3. Forest Bathing (Shinrin-Yoku)
In this Japanese practice, all you need to do is take a walk in nature and immerse yourself in the environment. Notice the terrain, plants, and wildlife you encounter as you walk. As above, soon you’ll have a sense that you’re connected to the environment surrounding you. That feeling provides both power and serenity.
4. Explore A New Natural Area Near You
If you are well acquainted with one park or natural area near you, look for another one that is close by. Set a date and time to explore this new area. That can make it feel like you’re going on a new adventure. What’s even better, if you have a friend that also likes being out in nature arrange to meet them there. Then you can enjoy the outdoors together. This is a great opportunity to strengthen your bond.
Regardless of your artistic ability, sketching requires you to really observe your subject to capture its essence on paper. Whether you sketch the landscape, or the grass under your feet. Drawing your experience will help you to connect to nature t and experience a personal relationship with it.
6. Journal about your outdoor experiences
If you don’t like sketching, you can also do a bulleted journal about what you’re observing in your outdoor environment. How do you feel when you’re outside? What animals, insects, plants are you seeing? Are you seeing any people regularly? You may be inspired to write poetry or explore other creative outlets while you’re in nature too. Many of the greatest poets, writers and musical artists throughout history were inspired by nature.
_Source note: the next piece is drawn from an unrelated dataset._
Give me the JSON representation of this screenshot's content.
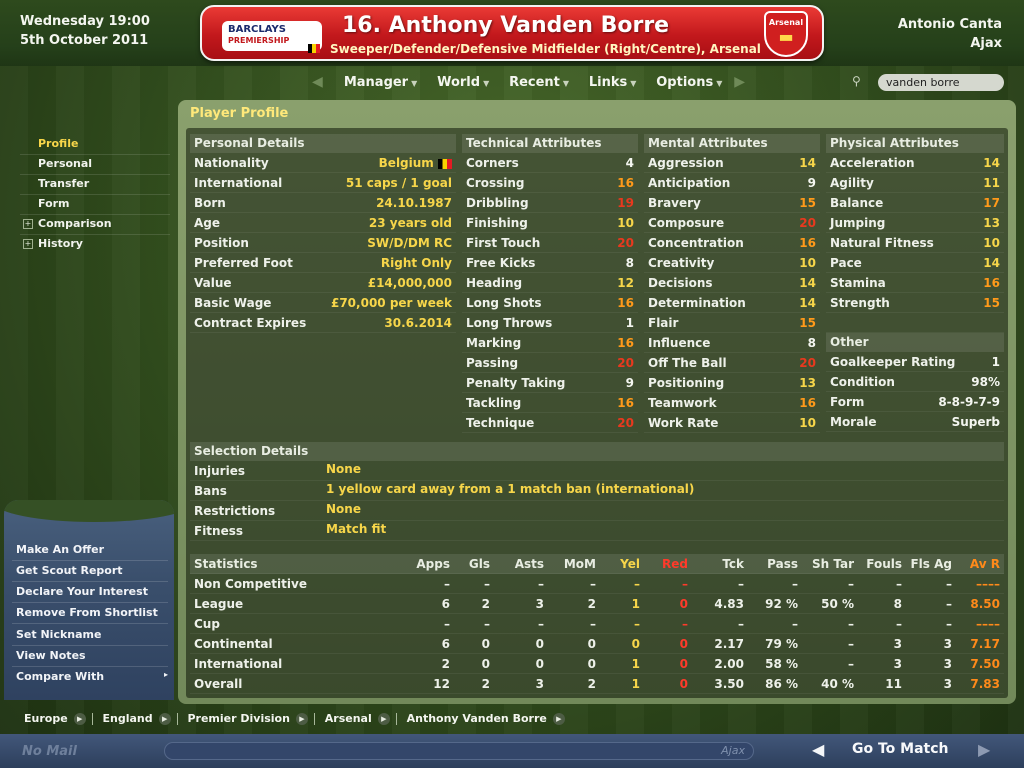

7. Observation Over Time
If you visit the same spot on a regular basis, you’ll begin to recognize subtle changes. Noticing the differences from month to month and season to season is an experience you’ll carry with you. That recognizable ambiance is something that you can recall through meditation whenever you need mental or emotional realignment.
Tying it all together
Touching nature will increase your peace of mind, and it only takes a few minutes a day to engage with your surroundings. Whether you head to nearby open spaces or out to your own backyard, taking some time to connect with nature will help you to understand yourself and your environment in ways that are engaging and empowering.